START Material for the task

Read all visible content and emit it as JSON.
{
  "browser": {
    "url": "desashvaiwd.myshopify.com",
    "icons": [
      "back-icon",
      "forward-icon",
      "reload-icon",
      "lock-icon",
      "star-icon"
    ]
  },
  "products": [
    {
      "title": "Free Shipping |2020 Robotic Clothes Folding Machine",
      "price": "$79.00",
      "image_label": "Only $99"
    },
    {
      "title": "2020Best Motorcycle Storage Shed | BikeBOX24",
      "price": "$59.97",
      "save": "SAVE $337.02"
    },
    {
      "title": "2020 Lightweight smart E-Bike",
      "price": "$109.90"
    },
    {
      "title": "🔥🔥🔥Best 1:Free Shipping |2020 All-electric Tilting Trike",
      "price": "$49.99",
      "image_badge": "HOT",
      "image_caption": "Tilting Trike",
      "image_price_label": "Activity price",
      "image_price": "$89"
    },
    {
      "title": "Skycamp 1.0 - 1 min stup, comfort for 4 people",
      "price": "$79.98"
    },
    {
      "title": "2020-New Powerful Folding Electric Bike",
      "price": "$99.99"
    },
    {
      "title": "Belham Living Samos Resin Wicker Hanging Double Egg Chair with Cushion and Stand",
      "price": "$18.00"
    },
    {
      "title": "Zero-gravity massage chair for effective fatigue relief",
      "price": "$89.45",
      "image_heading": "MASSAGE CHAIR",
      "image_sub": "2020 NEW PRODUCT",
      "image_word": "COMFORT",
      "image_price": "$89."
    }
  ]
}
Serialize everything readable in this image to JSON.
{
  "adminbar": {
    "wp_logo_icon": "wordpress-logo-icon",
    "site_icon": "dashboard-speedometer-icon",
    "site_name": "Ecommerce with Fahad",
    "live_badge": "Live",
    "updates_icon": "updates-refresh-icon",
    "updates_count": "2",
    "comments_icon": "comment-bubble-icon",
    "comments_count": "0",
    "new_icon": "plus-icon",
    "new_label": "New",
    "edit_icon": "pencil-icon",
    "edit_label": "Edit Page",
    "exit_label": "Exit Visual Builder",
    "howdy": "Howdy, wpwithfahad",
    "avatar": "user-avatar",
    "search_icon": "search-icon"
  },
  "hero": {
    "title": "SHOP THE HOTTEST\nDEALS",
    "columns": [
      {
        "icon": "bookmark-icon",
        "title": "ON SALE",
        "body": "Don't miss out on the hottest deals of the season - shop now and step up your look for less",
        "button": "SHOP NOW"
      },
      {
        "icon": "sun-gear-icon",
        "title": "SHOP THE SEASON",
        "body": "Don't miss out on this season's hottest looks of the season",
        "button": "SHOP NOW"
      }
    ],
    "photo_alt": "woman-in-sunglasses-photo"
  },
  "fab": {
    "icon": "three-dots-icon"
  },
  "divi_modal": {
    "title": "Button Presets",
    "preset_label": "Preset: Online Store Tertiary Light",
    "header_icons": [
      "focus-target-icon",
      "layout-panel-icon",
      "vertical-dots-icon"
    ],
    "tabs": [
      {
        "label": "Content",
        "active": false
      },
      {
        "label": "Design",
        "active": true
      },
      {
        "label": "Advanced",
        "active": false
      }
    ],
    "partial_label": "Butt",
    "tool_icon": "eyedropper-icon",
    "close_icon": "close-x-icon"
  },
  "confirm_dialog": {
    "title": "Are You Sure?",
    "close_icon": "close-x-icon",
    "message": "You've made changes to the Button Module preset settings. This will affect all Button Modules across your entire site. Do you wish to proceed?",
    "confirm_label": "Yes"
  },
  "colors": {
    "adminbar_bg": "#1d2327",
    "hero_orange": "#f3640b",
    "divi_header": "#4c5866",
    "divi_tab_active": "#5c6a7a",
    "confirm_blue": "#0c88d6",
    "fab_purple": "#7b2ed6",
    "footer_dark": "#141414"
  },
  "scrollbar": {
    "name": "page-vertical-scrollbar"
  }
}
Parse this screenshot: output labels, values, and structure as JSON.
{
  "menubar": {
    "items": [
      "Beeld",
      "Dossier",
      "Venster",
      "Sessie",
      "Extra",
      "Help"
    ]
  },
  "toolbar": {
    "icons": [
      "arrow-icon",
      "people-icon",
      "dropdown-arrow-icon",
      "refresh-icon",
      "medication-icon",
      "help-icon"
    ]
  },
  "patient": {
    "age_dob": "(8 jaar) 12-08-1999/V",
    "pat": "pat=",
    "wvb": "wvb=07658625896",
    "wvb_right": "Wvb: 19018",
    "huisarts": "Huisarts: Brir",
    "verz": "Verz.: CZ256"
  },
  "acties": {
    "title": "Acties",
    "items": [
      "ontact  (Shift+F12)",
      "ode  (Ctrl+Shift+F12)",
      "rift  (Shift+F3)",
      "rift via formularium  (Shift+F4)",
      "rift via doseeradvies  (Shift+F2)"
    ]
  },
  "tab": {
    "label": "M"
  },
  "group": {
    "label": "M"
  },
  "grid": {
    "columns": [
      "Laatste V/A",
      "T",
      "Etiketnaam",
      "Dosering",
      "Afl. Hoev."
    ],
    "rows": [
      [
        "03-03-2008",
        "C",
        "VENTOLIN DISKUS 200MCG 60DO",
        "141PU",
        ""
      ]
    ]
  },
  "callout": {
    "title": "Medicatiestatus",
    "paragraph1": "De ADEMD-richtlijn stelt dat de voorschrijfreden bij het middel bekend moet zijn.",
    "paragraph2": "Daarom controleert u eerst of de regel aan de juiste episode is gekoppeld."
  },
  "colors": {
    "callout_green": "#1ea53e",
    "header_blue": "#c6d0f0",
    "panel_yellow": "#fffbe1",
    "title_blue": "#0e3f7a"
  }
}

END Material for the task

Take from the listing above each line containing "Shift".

**Result of the exercise:**
      "ontact  (Shift+F12)",
      "ode  (Ctrl+Shift+F12)",
      "rift  (Shift+F3)",
      "rift via formularium  (Shift+F4)",
      "rift via doseeradvies  (Shift+F2)"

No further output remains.